In a deal worth an estimated $58 billion, J.P. Morgan Chase (NYSE:JPM) announced that it would acquire Chicago-based Bank One (NYSE:ONE) in a stock transaction. The deal will create the second-largest bank in America at $1.08 trillion in assets, smaller than Citigroup (NYSE:C), but larger than Bank of America (NYSE:BAC).

All told, the three would manage more than $3 trillion in assets. To put this in perspective, the entire U.S. gross domestic product stands at about $11 trillion.

That's a whole lot of cabbage parked in just three companies. Do the words "too big to fail" ring in anyone else's ears?

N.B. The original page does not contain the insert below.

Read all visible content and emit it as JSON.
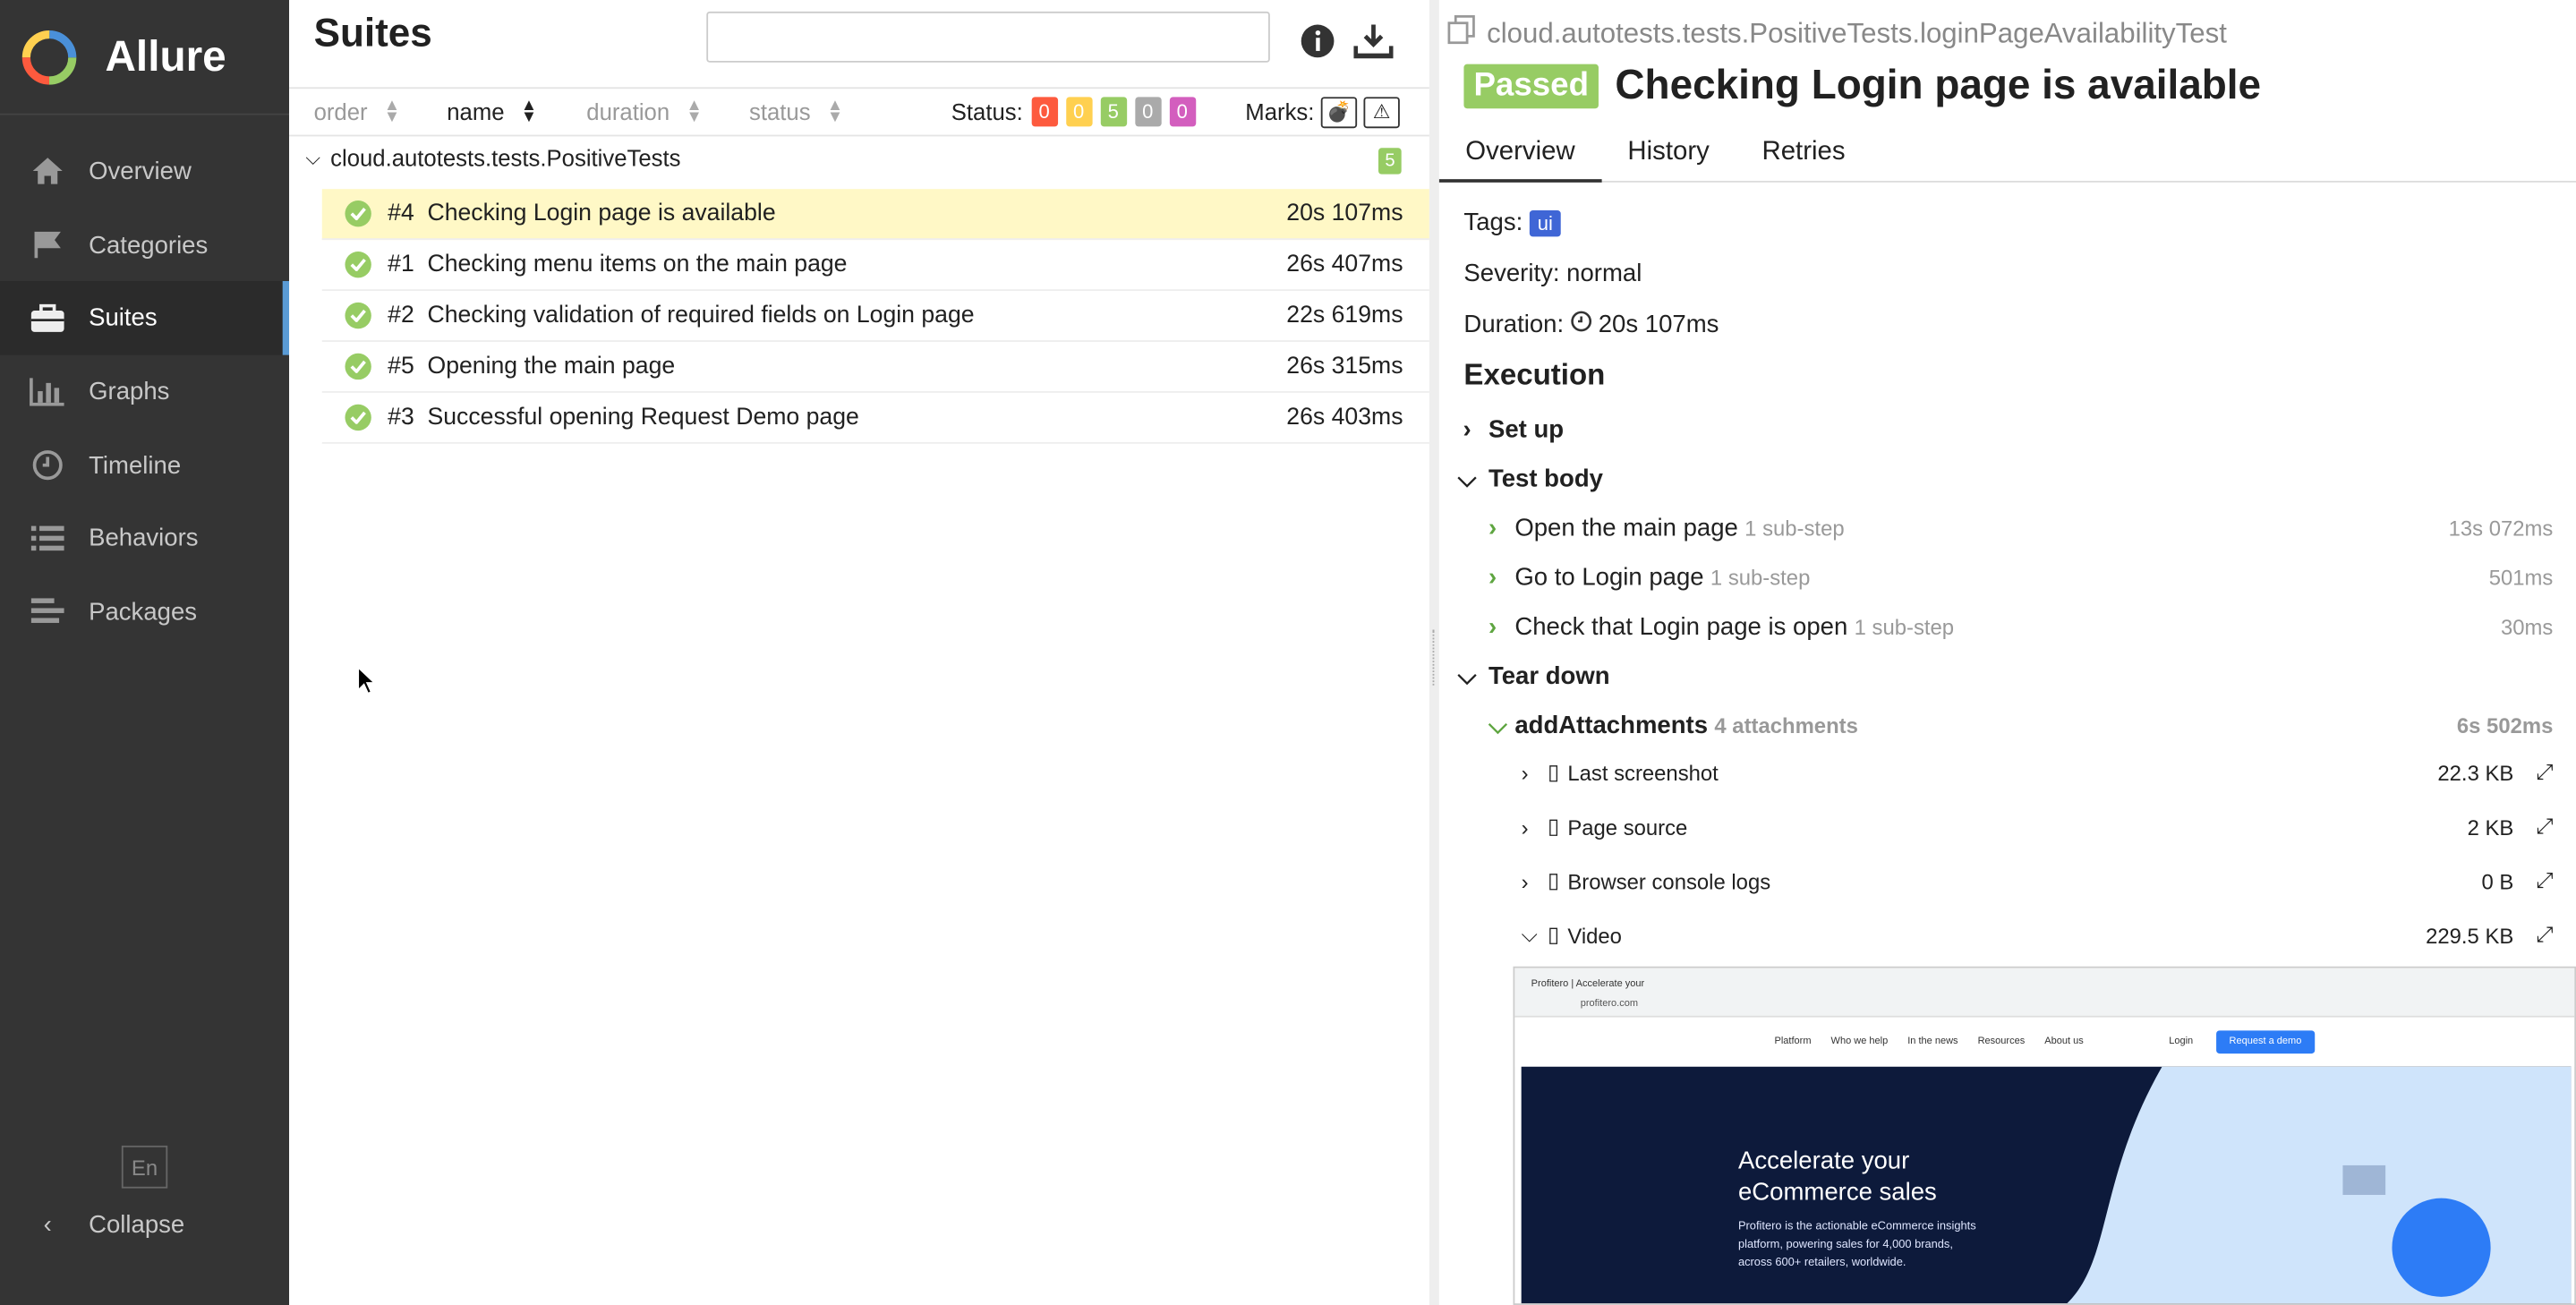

Both Bank One and J.P. Morgan have fairly acquisitive pasts. Bank One sent its management team packing in 1999 after performing miserably following a merger with First Chicago. J.P. Morgan's merger with Chase Manhattan has perhaps predictably failed to produce the economies of scale that management sold to investors as benefits.

In the deal, J.P. Morgan will get a Midwest-centric branch system to complement its network on the East Coast. It will also get about another $500 million in private banking assets under management to go along with its $24 billion portfolio. And it will take over one of the largest credit card operations in the country. (My card's purple.)

The Chicago Tribune ran a fairly insightful piece on the merger, noting that it also furthers the career of Bank One's current CEO Jamie Dimon. By most accounts, Dimon has done a good job cleaning up the mess he found when he arrived at Bank One (its recent implication in the mutual fund scandal notwithstanding), but he's an East Coaster and Citibank alumnus. People in the Midwest have wondered nearly since his arrival what he would do to get back to New York. The most bandied-about theory was that he'd engineer a takeover by Citigroup.

But J.P. Morgan may be a more logical choice. CEO William B. Harrison has been thought for some time to be looking to retire and will do so in 2006 under terms of this agreement. A look at Dimon's contract shows that he stands to benefit from the change in control to the tune of several million dollars. But there won't be much change of control, as Dimon will take over the captain's chair of the combined company upon Harrison's departure.

This combination is a continuation of the merger trend started by Bank of America's takeover of FleetBoston (NYSE:FBF) late last year. It may put more pressure on the big regional banks to find dance partners.